■ Your instructions: From the entries that follow, list every line in which the string "lightning" appears.

═════ Available data ═════

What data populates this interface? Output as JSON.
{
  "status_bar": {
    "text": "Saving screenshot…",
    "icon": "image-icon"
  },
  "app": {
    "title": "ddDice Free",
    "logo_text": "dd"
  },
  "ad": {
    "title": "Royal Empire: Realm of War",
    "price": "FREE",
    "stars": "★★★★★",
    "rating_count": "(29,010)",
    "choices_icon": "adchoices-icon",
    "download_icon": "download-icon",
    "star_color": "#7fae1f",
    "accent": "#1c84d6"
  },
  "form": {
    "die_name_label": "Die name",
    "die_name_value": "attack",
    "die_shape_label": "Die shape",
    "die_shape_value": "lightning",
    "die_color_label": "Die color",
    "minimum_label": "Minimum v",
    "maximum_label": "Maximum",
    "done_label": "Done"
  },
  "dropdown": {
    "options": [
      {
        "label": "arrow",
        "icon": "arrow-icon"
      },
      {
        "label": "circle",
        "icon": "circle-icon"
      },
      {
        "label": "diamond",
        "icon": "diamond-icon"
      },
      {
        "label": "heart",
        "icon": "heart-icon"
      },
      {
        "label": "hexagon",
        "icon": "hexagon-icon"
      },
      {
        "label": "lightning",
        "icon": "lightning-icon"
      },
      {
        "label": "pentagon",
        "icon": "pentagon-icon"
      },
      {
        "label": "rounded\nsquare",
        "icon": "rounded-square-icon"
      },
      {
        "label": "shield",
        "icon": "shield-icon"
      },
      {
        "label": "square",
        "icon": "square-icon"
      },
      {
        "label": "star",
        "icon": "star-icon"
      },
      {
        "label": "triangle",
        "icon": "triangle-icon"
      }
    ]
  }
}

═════

■ Result:
    "die_shape_value": "lightning",
        "label": "lightning",
        "icon": "lightning-icon"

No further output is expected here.